→ Source records:
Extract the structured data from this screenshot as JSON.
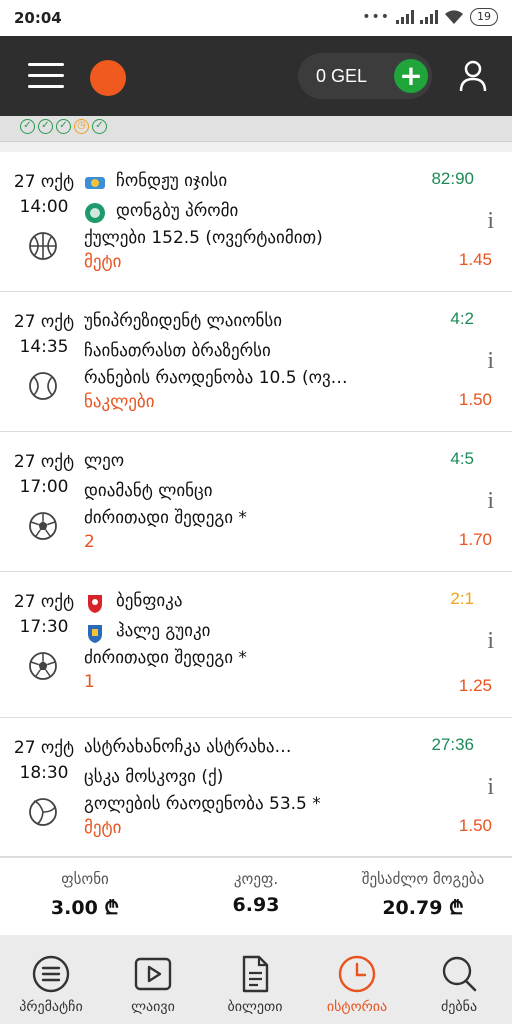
{
  "status_bar": {
    "time": "20:04",
    "battery": "19"
  },
  "header": {
    "balance": "0 GEL"
  },
  "bets": [
    {
      "date": "27 ოქტ",
      "time": "14:00",
      "sport": "basketball",
      "team1": "ჩონდჟუ იჯისი",
      "team2": "დონგბუ პრომი",
      "market": "ქულები 152.5 (ოვერტაიმით)",
      "pick": "მეტი",
      "score": "82:90",
      "odds": "1.45",
      "info": "i"
    },
    {
      "date": "27 ოქტ",
      "time": "14:35",
      "sport": "baseball",
      "team1": "უნიპრეზიდენტ ლაიონსი",
      "team2": "ჩაინათრასთ ბრაზერსი",
      "market": "რანების რაოდენობა 10.5 (ოვ…",
      "pick": "ნაკლები",
      "score": "4:2",
      "odds": "1.50",
      "info": "i"
    },
    {
      "date": "27 ოქტ",
      "time": "17:00",
      "sport": "football",
      "team1": "ლეო",
      "team2": "დიამანტ ლინცი",
      "market": "ძირითადი შედეგი *",
      "pick": "2",
      "score": "4:5",
      "odds": "1.70",
      "info": "i"
    },
    {
      "date": "27 ოქტ",
      "time": "17:30",
      "sport": "football",
      "team1": "ბენფიკა",
      "team2": "ჰალე გუიკი",
      "market": "ძირითადი შედეგი *",
      "pick": "1",
      "score": "2:1",
      "odds": "1.25",
      "info": "i"
    },
    {
      "date": "27 ოქტ",
      "time": "18:30",
      "sport": "volleyball",
      "team1": "ასტრახანოჩკა ასტრახა…",
      "team2": "ცსკა მოსკოვი (ქ)",
      "market": "გოლების რაოდენობა 53.5 *",
      "pick": "მეტი",
      "score": "27:36",
      "odds": "1.50",
      "info": "i"
    }
  ],
  "summary": {
    "stake_label": "ფსონი",
    "stake_value": "3.00 ₾",
    "odds_label": "კოეფ.",
    "odds_value": "6.93",
    "win_label": "შესაძლო მოგება",
    "win_value": "20.79 ₾"
  },
  "nav": [
    {
      "label": "პრემატჩი",
      "icon": "list-circle-icon"
    },
    {
      "label": "ლაივი",
      "icon": "play-icon"
    },
    {
      "label": "ბილეთი",
      "icon": "ticket-document-icon"
    },
    {
      "label": "ისტორია",
      "icon": "clock-icon"
    },
    {
      "label": "ძებნა",
      "icon": "search-icon"
    }
  ],
  "colors": {
    "accent": "#e8531e",
    "score_won": "#1d8a55",
    "score_pending": "#efa21b",
    "appbar": "#2e2e2e",
    "add_button": "#1fa53a"
  }
}
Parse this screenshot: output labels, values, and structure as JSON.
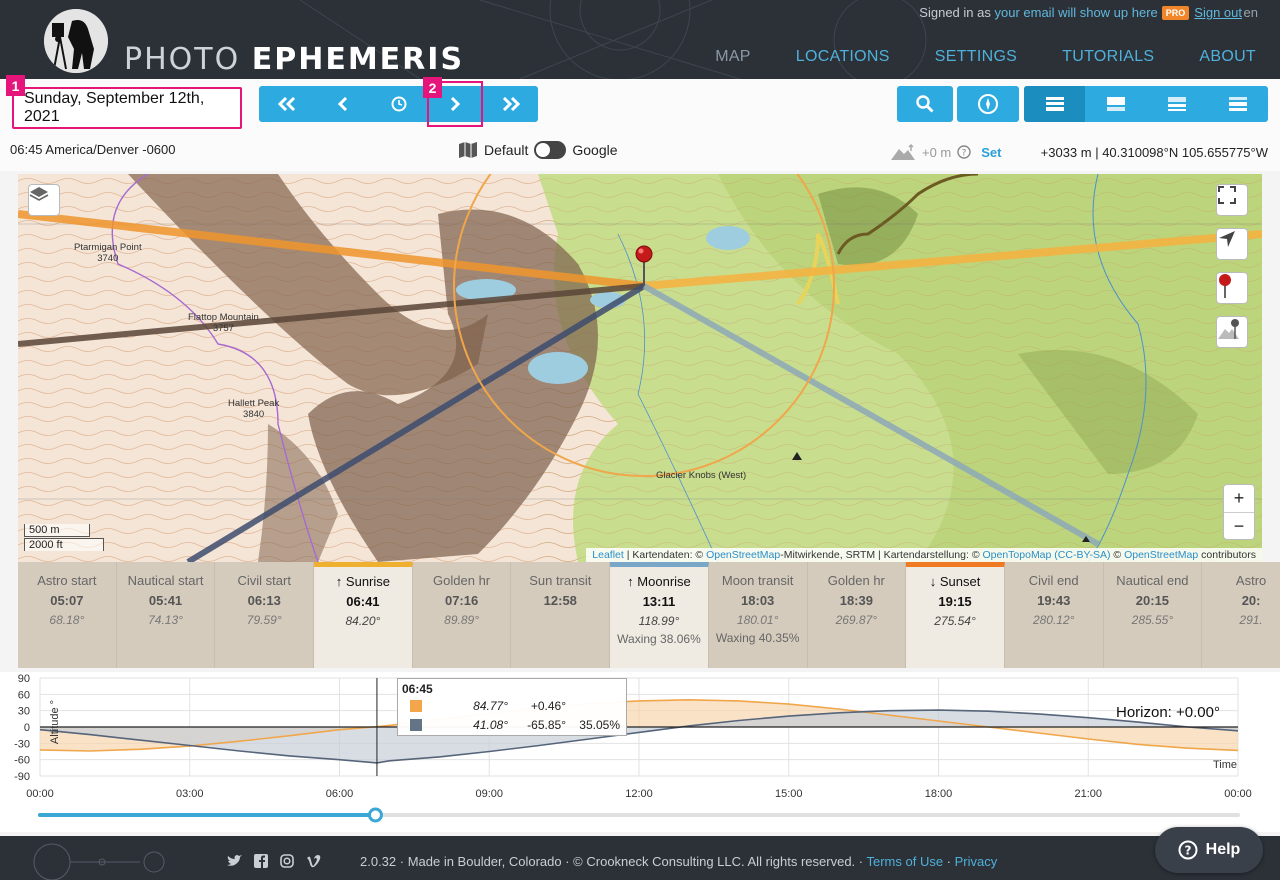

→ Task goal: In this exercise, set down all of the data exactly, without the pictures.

→ Problem solution:
Extract the structured data from this screenshot as JSON.
{
  "status_bar": {
    "time": "20:04",
    "battery": "19"
  },
  "header": {
    "balance": "0 GEL"
  },
  "bets": [
    {
      "date": "27 ოქტ",
      "time": "14:00",
      "sport": "basketball",
      "team1": "ჩონდჟუ იჯისი",
      "team2": "დონგბუ პრომი",
      "market": "ქულები 152.5 (ოვერტაიმით)",
      "pick": "მეტი",
      "score": "82:90",
      "odds": "1.45",
      "info": "i"
    },
    {
      "date": "27 ოქტ",
      "time": "14:35",
      "sport": "baseball",
      "team1": "უნიპრეზიდენტ ლაიონსი",
      "team2": "ჩაინათრასთ ბრაზერსი",
      "market": "რანების რაოდენობა 10.5 (ოვ…",
      "pick": "ნაკლები",
      "score": "4:2",
      "odds": "1.50",
      "info": "i"
    },
    {
      "date": "27 ოქტ",
      "time": "17:00",
      "sport": "football",
      "team1": "ლეო",
      "team2": "დიამანტ ლინცი",
      "market": "ძირითადი შედეგი *",
      "pick": "2",
      "score": "4:5",
      "odds": "1.70",
      "info": "i"
    },
    {
      "date": "27 ოქტ",
      "time": "17:30",
      "sport": "football",
      "team1": "ბენფიკა",
      "team2": "ჰალე გუიკი",
      "market": "ძირითადი შედეგი *",
      "pick": "1",
      "score": "2:1",
      "odds": "1.25",
      "info": "i"
    },
    {
      "date": "27 ოქტ",
      "time": "18:30",
      "sport": "volleyball",
      "team1": "ასტრახანოჩკა ასტრახა…",
      "team2": "ცსკა მოსკოვი (ქ)",
      "market": "გოლების რაოდენობა 53.5 *",
      "pick": "მეტი",
      "score": "27:36",
      "odds": "1.50",
      "info": "i"
    }
  ],
  "summary": {
    "stake_label": "ფსონი",
    "stake_value": "3.00 ₾",
    "odds_label": "კოეფ.",
    "odds_value": "6.93",
    "win_label": "შესაძლო მოგება",
    "win_value": "20.79 ₾"
  },
  "nav": [
    {
      "label": "პრემატჩი",
      "icon": "list-circle-icon"
    },
    {
      "label": "ლაივი",
      "icon": "play-icon"
    },
    {
      "label": "ბილეთი",
      "icon": "ticket-document-icon"
    },
    {
      "label": "ისტორია",
      "icon": "clock-icon"
    },
    {
      "label": "ძებნა",
      "icon": "search-icon"
    }
  ],
  "colors": {
    "accent": "#e8531e",
    "score_won": "#1d8a55",
    "score_pending": "#efa21b",
    "appbar": "#2e2e2e",
    "add_button": "#1fa53a"
  }
}
Parse this screenshot: output labels, values, and structure as JSON.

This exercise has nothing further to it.